LONDON (AFP) - The discovery of a Turkish family that walks on all fours could aid research into the evolution of humans.
Researchers believe the five brothers and sisters, who can walk naturally only on all fours, may provide new information on how humans evolved from four-legged hominids to walk upright.
Nicholas Humphrey, evolutionary psychologist at the London School of Economics, told The Times the discovery opened "an extraordinary window on our past".
"I do not think they were designed to be quadrupeds by their genes, but their unique genetic make-up allowed them to be," he said.
"It has produced an extraordinary window on our past. It is physically possible, which noone would have guessed from the [modern] human skeleton."
The siblings, the subject of a new BBC documentary to be aired on March 17, suffer from a genetic abnormality that may prevent them from walking upright.
Instead, they use their palms like heels with their fingers sticking up from the ground.
The BBC said the documentary would contribute to fierce scientific debate and raised profound questions about what it is to be human.
Humphrey, who has contributed to the documentary, believes the style of walking may be a throwback to a form of behaviour abandoned by humans more than three million years ago.
Two sisters and one son have only ever walked on two hands and two feet, while another daughter and son occasionally walk on two feet.
All five are mentally retarded and have problems with language as a result of a form of underdevelopment of the brain known as cerebellar ataxia.
However Humphrey told the Times their behaviour may be partly the result of their parents tolerating the behaviour in childhood.
They are aged between 18 and 34 and live in southern Turkey, athough the makers of the documentary have not disclosed their exact location.
"They walk like animals and that's very disturbing at first. But we were also very moved by this family's tremendous warmth and humanity," Jemima Harrison of Passionate Productions told the Times.

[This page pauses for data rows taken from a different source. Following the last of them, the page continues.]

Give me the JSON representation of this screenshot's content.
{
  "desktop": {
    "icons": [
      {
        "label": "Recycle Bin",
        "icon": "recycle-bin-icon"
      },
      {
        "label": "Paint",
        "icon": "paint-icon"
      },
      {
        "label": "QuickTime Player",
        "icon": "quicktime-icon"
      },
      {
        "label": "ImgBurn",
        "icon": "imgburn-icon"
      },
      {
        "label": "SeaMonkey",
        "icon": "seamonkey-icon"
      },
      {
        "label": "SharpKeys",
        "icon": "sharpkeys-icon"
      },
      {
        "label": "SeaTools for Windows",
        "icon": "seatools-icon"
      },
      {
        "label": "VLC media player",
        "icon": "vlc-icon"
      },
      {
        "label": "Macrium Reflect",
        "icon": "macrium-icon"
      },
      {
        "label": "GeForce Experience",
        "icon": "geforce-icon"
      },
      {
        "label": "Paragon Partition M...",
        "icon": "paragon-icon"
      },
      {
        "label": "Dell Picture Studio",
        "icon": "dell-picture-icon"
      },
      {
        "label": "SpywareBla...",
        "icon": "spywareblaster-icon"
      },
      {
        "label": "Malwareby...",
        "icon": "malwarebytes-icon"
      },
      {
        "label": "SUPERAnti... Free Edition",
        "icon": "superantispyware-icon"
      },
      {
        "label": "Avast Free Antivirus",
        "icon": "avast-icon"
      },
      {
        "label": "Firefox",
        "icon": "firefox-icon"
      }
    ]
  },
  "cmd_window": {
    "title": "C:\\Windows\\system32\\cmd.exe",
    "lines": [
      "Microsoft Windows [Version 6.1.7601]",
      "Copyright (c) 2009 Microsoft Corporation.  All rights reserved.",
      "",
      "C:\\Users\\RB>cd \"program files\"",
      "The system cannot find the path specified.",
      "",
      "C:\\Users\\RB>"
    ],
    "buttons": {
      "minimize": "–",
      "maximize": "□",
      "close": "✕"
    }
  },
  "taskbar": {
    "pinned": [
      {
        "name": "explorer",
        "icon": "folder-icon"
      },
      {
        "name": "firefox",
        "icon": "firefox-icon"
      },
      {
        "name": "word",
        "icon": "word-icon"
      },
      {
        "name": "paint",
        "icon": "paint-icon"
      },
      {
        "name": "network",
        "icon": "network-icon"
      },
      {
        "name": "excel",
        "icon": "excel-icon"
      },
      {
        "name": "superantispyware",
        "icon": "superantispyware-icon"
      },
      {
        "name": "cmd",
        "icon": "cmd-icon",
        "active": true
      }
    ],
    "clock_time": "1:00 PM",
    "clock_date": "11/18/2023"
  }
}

Does the fact that this family, transformed into a remnant of the human past and discovered in remote Turkey, is made to tell an uplifting story about "warmth and humanity" -- by a documentary outfit named Passioante Productions, no less -- bother anyone else?